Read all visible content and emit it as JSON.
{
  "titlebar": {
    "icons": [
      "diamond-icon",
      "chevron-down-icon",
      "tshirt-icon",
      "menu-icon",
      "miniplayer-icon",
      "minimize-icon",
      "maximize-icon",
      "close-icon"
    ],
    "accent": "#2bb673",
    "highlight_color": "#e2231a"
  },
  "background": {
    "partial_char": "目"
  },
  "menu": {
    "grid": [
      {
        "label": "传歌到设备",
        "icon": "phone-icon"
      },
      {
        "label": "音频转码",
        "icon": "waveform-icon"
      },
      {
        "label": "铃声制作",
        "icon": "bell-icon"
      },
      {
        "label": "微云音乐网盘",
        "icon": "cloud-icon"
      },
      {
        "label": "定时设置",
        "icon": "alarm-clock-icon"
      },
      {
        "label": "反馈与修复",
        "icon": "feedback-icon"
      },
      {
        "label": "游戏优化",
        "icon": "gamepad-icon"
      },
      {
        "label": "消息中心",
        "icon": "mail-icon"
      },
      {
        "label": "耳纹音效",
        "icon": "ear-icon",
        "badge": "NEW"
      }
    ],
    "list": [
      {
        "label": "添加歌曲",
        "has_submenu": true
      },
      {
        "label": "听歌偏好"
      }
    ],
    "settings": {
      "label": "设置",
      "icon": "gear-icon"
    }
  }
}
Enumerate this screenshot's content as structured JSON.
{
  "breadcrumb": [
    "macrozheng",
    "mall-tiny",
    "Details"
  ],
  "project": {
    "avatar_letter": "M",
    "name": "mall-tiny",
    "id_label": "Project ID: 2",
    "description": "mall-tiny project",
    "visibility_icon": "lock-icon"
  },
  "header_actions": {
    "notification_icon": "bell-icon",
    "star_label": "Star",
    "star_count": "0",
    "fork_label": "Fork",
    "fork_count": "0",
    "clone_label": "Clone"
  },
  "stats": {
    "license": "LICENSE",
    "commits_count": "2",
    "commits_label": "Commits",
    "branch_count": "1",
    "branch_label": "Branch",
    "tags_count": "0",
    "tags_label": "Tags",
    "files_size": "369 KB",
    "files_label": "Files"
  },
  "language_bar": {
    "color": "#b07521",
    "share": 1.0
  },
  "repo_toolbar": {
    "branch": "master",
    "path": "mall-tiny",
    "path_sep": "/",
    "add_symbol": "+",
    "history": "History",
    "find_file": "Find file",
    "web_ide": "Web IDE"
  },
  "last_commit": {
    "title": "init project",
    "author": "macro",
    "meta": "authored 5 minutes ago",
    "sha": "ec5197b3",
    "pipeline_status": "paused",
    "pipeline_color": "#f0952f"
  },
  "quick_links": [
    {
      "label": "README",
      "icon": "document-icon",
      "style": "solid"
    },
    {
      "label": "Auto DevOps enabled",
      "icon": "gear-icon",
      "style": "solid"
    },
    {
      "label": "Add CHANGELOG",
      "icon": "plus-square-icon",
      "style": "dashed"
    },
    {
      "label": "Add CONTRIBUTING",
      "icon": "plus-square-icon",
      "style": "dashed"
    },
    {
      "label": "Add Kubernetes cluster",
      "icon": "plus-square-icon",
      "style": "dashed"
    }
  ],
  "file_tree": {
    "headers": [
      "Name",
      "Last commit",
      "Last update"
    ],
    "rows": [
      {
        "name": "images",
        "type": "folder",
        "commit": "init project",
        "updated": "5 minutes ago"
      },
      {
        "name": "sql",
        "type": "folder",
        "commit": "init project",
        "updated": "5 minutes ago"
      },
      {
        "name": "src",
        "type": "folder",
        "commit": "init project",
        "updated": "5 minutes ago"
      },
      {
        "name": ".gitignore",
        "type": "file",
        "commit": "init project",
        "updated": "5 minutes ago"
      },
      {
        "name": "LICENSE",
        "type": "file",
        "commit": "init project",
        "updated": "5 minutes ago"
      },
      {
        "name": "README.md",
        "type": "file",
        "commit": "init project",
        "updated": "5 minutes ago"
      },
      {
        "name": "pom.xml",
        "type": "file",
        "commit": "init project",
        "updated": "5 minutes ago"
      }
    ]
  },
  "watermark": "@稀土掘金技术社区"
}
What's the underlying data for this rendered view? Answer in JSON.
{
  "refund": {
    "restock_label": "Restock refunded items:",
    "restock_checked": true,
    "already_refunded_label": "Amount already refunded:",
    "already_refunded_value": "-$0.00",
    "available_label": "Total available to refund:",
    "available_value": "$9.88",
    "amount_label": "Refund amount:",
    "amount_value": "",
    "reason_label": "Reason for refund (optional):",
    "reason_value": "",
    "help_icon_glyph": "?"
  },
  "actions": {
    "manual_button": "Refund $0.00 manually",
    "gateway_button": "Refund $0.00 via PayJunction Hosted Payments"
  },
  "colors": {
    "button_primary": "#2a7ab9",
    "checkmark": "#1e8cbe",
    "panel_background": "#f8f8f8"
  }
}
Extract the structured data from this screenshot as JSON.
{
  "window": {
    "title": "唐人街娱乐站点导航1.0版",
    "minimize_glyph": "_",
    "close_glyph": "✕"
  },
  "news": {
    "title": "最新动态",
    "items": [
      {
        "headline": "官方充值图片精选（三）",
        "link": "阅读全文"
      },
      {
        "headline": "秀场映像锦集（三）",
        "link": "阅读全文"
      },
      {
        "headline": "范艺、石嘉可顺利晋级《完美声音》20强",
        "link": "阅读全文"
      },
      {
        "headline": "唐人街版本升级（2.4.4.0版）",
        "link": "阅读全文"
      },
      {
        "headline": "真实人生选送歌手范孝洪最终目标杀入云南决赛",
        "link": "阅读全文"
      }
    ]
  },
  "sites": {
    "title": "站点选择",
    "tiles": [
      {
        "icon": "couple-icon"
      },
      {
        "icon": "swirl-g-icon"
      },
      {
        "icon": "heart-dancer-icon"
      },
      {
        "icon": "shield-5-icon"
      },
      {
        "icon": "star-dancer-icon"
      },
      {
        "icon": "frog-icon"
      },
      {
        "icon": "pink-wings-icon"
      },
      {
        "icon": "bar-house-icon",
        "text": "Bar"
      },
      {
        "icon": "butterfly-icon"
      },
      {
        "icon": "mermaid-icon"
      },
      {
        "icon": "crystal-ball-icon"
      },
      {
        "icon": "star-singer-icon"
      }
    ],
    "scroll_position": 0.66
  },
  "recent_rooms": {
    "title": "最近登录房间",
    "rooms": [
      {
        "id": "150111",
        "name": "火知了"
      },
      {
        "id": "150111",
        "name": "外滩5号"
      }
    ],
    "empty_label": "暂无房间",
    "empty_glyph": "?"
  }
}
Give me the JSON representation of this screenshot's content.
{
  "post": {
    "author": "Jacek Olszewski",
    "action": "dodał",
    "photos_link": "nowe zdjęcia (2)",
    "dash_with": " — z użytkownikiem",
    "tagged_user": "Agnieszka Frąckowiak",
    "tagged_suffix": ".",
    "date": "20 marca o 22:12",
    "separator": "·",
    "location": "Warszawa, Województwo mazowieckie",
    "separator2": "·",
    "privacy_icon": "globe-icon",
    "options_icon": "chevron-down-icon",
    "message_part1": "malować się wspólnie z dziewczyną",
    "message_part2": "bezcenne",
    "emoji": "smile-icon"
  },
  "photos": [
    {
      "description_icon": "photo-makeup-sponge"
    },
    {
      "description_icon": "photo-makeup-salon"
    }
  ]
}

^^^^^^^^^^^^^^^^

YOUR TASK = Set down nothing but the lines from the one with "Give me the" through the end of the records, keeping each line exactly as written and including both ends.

EXERCISE ANSWER =
Give me the JSON representation of this screenshot's content.
{
  "post": {
    "author": "Jacek Olszewski",
    "action": "dodał",
    "photos_link": "nowe zdjęcia (2)",
    "dash_with": " — z użytkownikiem",
    "tagged_user": "Agnieszka Frąckowiak",
    "tagged_suffix": ".",
    "date": "20 marca o 22:12",
    "separator": "·",
    "location": "Warszawa, Województwo mazowieckie",
    "separator2": "·",
    "privacy_icon": "globe-icon",
    "options_icon": "chevron-down-icon",
    "message_part1": "malować się wspólnie z dziewczyną",
    "message_part2": "bezcenne",
    "emoji": "smile-icon"
  },
  "photos": [
    {
      "description_icon": "photo-makeup-sponge"
    },
    {
      "description_icon": "photo-makeup-salon"
    }
  ]
}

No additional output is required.